Types of Digital Fabrication
The term digital fabrication can be used for any manufacturing process that is controlled by a computer. With all the advancements in technology, things are changing rapidly to suit the needs of the architect. However, digital fabrication mainly revolves around one or more of three methods: Additive manufacturing, subtractive manufacturing and robotic manipulation.
1. Additive Manufacturing
Additive manufacturing or material layering is another name for 3D printing. Right from its invention in 1983, the technology found applications in various fields. 3D printing involves a process known as Stereolithography (SLA), a process in which a laser is beamed into a mass of photopolymer that is turned into plastic. However, Additive manufacturing is no longer limited to plastic. Materials like metals, glass, clay, nanocomposites and even human tissue can be used!

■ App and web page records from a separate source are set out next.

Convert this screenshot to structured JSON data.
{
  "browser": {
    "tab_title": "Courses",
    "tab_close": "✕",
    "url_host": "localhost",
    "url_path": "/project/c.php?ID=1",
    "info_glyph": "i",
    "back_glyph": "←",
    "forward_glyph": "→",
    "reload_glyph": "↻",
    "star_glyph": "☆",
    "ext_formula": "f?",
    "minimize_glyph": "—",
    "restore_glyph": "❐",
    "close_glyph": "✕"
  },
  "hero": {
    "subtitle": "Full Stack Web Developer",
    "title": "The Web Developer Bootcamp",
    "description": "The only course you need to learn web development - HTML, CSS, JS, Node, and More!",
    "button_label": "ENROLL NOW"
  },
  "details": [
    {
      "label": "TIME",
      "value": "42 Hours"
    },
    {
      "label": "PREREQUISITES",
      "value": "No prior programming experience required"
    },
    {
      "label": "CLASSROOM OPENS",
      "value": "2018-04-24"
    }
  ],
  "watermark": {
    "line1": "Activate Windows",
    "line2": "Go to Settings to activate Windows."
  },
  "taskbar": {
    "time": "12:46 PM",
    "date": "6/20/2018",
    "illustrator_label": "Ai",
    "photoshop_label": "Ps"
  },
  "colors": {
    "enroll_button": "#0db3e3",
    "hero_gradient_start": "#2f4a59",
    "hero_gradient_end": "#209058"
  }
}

Layered architecture is making headlines throughout the world now and is a good application of digital fabrication for architects.

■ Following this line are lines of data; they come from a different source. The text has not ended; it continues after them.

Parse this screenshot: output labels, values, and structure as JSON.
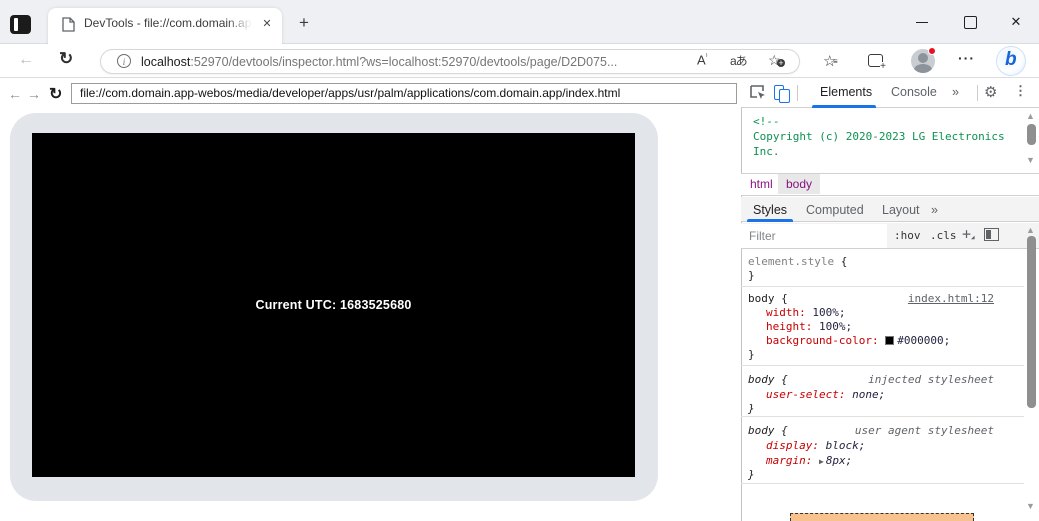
{
  "window": {
    "tab": {
      "title": "DevTools - file://com.domain.app",
      "close_glyph": "✕"
    },
    "new_tab_glyph": "+",
    "controls": {
      "close_glyph": "✕"
    }
  },
  "toolbar": {
    "back_glyph": "←",
    "refresh_glyph": "↻",
    "info_glyph": "i",
    "url": {
      "host": "localhost",
      "rest": ":52970/devtools/inspector.html?ws=localhost:52970/devtools/page/D2D075..."
    },
    "read_aloud_glyph": "A",
    "translate_glyph": "aあ",
    "favorite_add_glyph": "☆",
    "favorites_hub_glyph": "☆",
    "more_glyph": "···",
    "bing_glyph": "b"
  },
  "page_nav": {
    "back_glyph": "←",
    "forward_glyph": "→",
    "refresh_glyph": "↻",
    "url": "file://com.domain.app-webos/media/developer/apps/usr/palm/applications/com.domain.app/index.html"
  },
  "device": {
    "screen_text": "Current UTC: 1683525680"
  },
  "devtools": {
    "panel_tabs": {
      "elements": "Elements",
      "console": "Console",
      "more": "»",
      "gear": "⚙",
      "kebab": "⋮"
    },
    "dom_tree": {
      "line1": "<!--",
      "line2": "Copyright (c) 2020-2023 LG Electronics",
      "line3": "Inc."
    },
    "breadcrumb": {
      "html": "html",
      "body": "body"
    },
    "sidebar_tabs": {
      "styles": "Styles",
      "computed": "Computed",
      "layout": "Layout",
      "more": "»"
    },
    "filter": {
      "placeholder": "Filter",
      "hov": ":hov",
      "cls": ".cls",
      "add": "+"
    },
    "rules": {
      "element_style": {
        "selector": "element.style",
        "open": " {",
        "close": "}"
      },
      "body_main": {
        "selector": "body",
        "open": " {",
        "close": "}",
        "source": "index.html:12",
        "prop1": {
          "name": "width:",
          "value": "100%;"
        },
        "prop2": {
          "name": "height:",
          "value": "100%;"
        },
        "prop3": {
          "name": "background-color:",
          "value": "#000000;"
        }
      },
      "body_injected": {
        "selector": "body",
        "open": " {",
        "close": "}",
        "origin": "injected stylesheet",
        "prop1": {
          "name": "user-select:",
          "value": "none;"
        }
      },
      "body_ua": {
        "selector": "body",
        "open": " {",
        "close": "}",
        "origin": "user agent stylesheet",
        "prop1": {
          "name": "display:",
          "value": "block;"
        },
        "prop2": {
          "name": "margin:",
          "value": "8px;",
          "expand_glyph": "▶"
        }
      }
    },
    "scroll": {
      "up_glyph": "▲",
      "down_glyph": "▼"
    }
  }
}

2. Subtractive Manufacturing
Subtractive manufacturing deals with carving objects out of solid blocks mainly by CNC milling. With recent digital advancements, equipping CNC milling with robotic arms further enhanced its capabilities, resulting in better precision and efficiency. The conventional modelling techniques like Laser-cutting and hot wire, are also a part of subtractive manufacturing.
3. Robotic Manipulation
Robots find applications in architecture for a wide range of processes like folding and weaving. Robotics has opened doors to endless possibilities by creating highly customizable machines. For example, recently, MIT grabbed headlines for its Fiberbots project, a robotic manufacturing process for digital fabrication of large scale objects and structural elements using weaving and free-form printing.
Technology is increasingly showing its full potential for a profession like architecture. With 3D printed houses and steel bridges being built already, one can only wonder the extent of applications of technology in today’s world. Here are some real-life architectural applications of digital fabrication :
Automating Construction Processes
With projects like SAM (the semi-automated mason), a robot capable of laying bricks three times the speed of a human, already being built for large scale construction processes, digital fabrication is quickly changing the ways of construction.
ETH Zurich’s automated construction of timber-framed structures is one small example of what technology can achieve in years to come. With every part of the process like cutting, drilling and assembly being automated, we get to experience a more efficient and streamlined construction.
Innovative Building Materials
Developing improved building materials is another application of digital fabrication. One example is Neri Oxman’s and MIT’s research project called Aquahoja. Employing biodegradable and environmentally friendly materials like chitosan, pectin, cellulose and water, Aquahoja opens doors to a more sustainable world.
With active research going on all around the world, we are yet to reach the full potential of digital fabrication. Organisations like MIT’s Mediated Matter Group are actively involved in building improved materials.
Optimizing form and Material Usage
As shown by the Smart Slab developed by ETH Zurich, digital fabrication allows an efficient, high precision design and fabrication process. The concrete slab made up of a 3D printed framework is designed for minimal use of material necessary for load-bearing.
Digital fabrication in architecture is opening doors to improved aesthetics and impeccable designing. Allowing intricate patterns with degrees of geometric complexity, digital manufacturing makes things dramatically easier with little or no impact on costs. Greg Lynn is one of the pioneers in making use of digital fabrication by using the carving machine to create aesthetically pleasing designs.
The Concrete Choreography project, developed at the ETH Zurich further exemplifies the versatility and potential of digital fabrication in architecture, making use of different ornamentation and textures.
Digital fabrication and Open-Source Design
With the spread of digital fabrication technologies, the open-source design is increasingly making headlines. An open-source spherical garden from Space 10 called the Growroom, became popular for its easily replicable design. Other platforms like WikiHouse are also taking advantage of digital fabrication in the present scenario.
Digital fabrication is still in its infancy within the architecture practice. However, it has captured the imagination of architects and academia, therefore it might not be long before this body of work reaches a critical mass, thus penetrating main-stream design workflow. The advent of digital fabrication within the architectural field adds up to the profound changes that call for a reinvention of the profession.
Technology has impacted almost every field today. With research going on around the world, our understanding of technologies like digital fabrication is only beginning to evolve. Digital fabrication in this day and age is increasingly becoming popular for extensive applications in the architecture practice.